» **WORK REQUIRED**
Scan the entries that follow and give only the number of lines containing "Motor".

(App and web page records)
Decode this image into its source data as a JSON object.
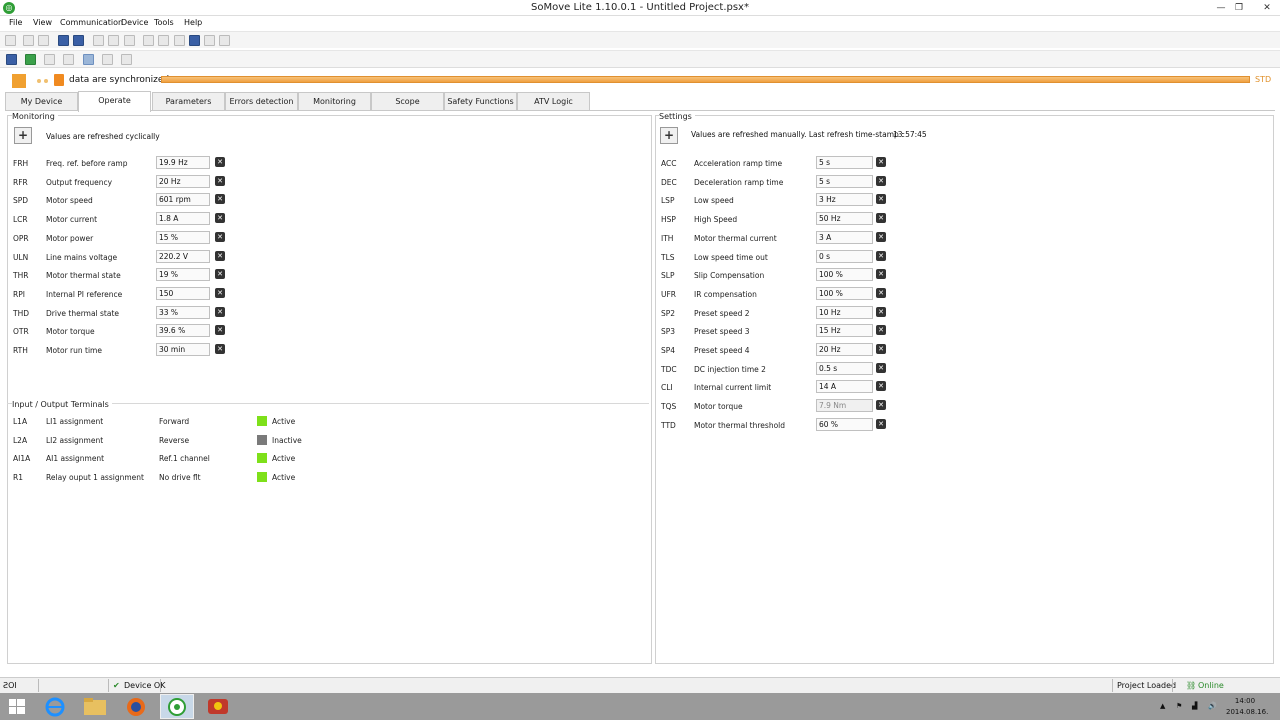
{
  "window": {
    "title": "SoMove Lite 1.10.0.1 - Untitled Project.psx*"
  },
  "menu": [
    "File",
    "View",
    "Communication",
    "Device",
    "Tools",
    "Help"
  ],
  "status_bar": {
    "sync_label": "data are synchronized",
    "mode": "STD"
  },
  "tabs": [
    "My Device",
    "Operate",
    "Parameters",
    "Errors detection",
    "Monitoring",
    "Scope",
    "Safety Functions",
    "ATV Logic"
  ],
  "active_tab": "Operate",
  "monitoring": {
    "title": "Monitoring",
    "refresh_note": "Values are refreshed cyclically",
    "rows": [
      {
        "code": "FRH",
        "label": "Freq. ref. before ramp",
        "value": "19.9 Hz"
      },
      {
        "code": "RFR",
        "label": "Output frequency",
        "value": "20 Hz"
      },
      {
        "code": "SPD",
        "label": "Motor speed",
        "value": "601 rpm"
      },
      {
        "code": "LCR",
        "label": "Motor current",
        "value": "1.8 A"
      },
      {
        "code": "OPR",
        "label": "Motor power",
        "value": "15 %"
      },
      {
        "code": "ULN",
        "label": "Line mains voltage",
        "value": "220.2 V"
      },
      {
        "code": "THR",
        "label": "Motor thermal state",
        "value": "19 %"
      },
      {
        "code": "RPI",
        "label": "Internal PI reference",
        "value": "150"
      },
      {
        "code": "THD",
        "label": "Drive thermal state",
        "value": "33 %"
      },
      {
        "code": "OTR",
        "label": "Motor torque",
        "value": "39.6 %"
      },
      {
        "code": "RTH",
        "label": "Motor run time",
        "value": "30 min"
      }
    ]
  },
  "io": {
    "title": "Input / Output Terminals",
    "rows": [
      {
        "code": "L1A",
        "label": "LI1 assignment",
        "value": "Forward",
        "state": "Active",
        "color": "#7ee01a"
      },
      {
        "code": "L2A",
        "label": "LI2 assignment",
        "value": "Reverse",
        "state": "Inactive",
        "color": "#7a7a7a"
      },
      {
        "code": "AI1A",
        "label": "AI1 assignment",
        "value": "Ref.1 channel",
        "state": "Active",
        "color": "#7ee01a"
      },
      {
        "code": "R1",
        "label": "Relay ouput 1 assignment",
        "value": "No drive flt",
        "state": "Active",
        "color": "#7ee01a"
      }
    ]
  },
  "settings": {
    "title": "Settings",
    "refresh_note": "Values are refreshed manually. Last refresh time-stamp :",
    "timestamp": "13:57:45",
    "rows": [
      {
        "code": "ACC",
        "label": "Acceleration ramp time",
        "value": "5 s"
      },
      {
        "code": "DEC",
        "label": "Deceleration ramp time",
        "value": "5 s"
      },
      {
        "code": "LSP",
        "label": "Low speed",
        "value": "3 Hz"
      },
      {
        "code": "HSP",
        "label": "High Speed",
        "value": "50 Hz"
      },
      {
        "code": "ITH",
        "label": "Motor thermal current",
        "value": "3 A"
      },
      {
        "code": "TLS",
        "label": "Low speed time out",
        "value": "0 s"
      },
      {
        "code": "SLP",
        "label": "Slip Compensation",
        "value": "100 %"
      },
      {
        "code": "UFR",
        "label": "IR compensation",
        "value": "100 %"
      },
      {
        "code": "SP2",
        "label": "Preset speed 2",
        "value": "10 Hz"
      },
      {
        "code": "SP3",
        "label": "Preset speed 3",
        "value": "15 Hz"
      },
      {
        "code": "SP4",
        "label": "Preset speed 4",
        "value": "20 Hz"
      },
      {
        "code": "TDC",
        "label": "DC injection time 2",
        "value": "0.5 s"
      },
      {
        "code": "CLI",
        "label": "Internal current limit",
        "value": "14 A"
      },
      {
        "code": "TQS",
        "label": "Motor torque",
        "value": "7.9 Nm",
        "readonly": true
      },
      {
        "code": "TTD",
        "label": "Motor thermal threshold",
        "value": "60 %"
      }
    ]
  },
  "bottom_status": {
    "left": "ƧOI",
    "device": "Device OK",
    "project": "Project Loaded",
    "online": "Online"
  },
  "taskbar": {
    "time": "14:00",
    "date": "2014.08.16."
  }
}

» **THE ANSWER**
9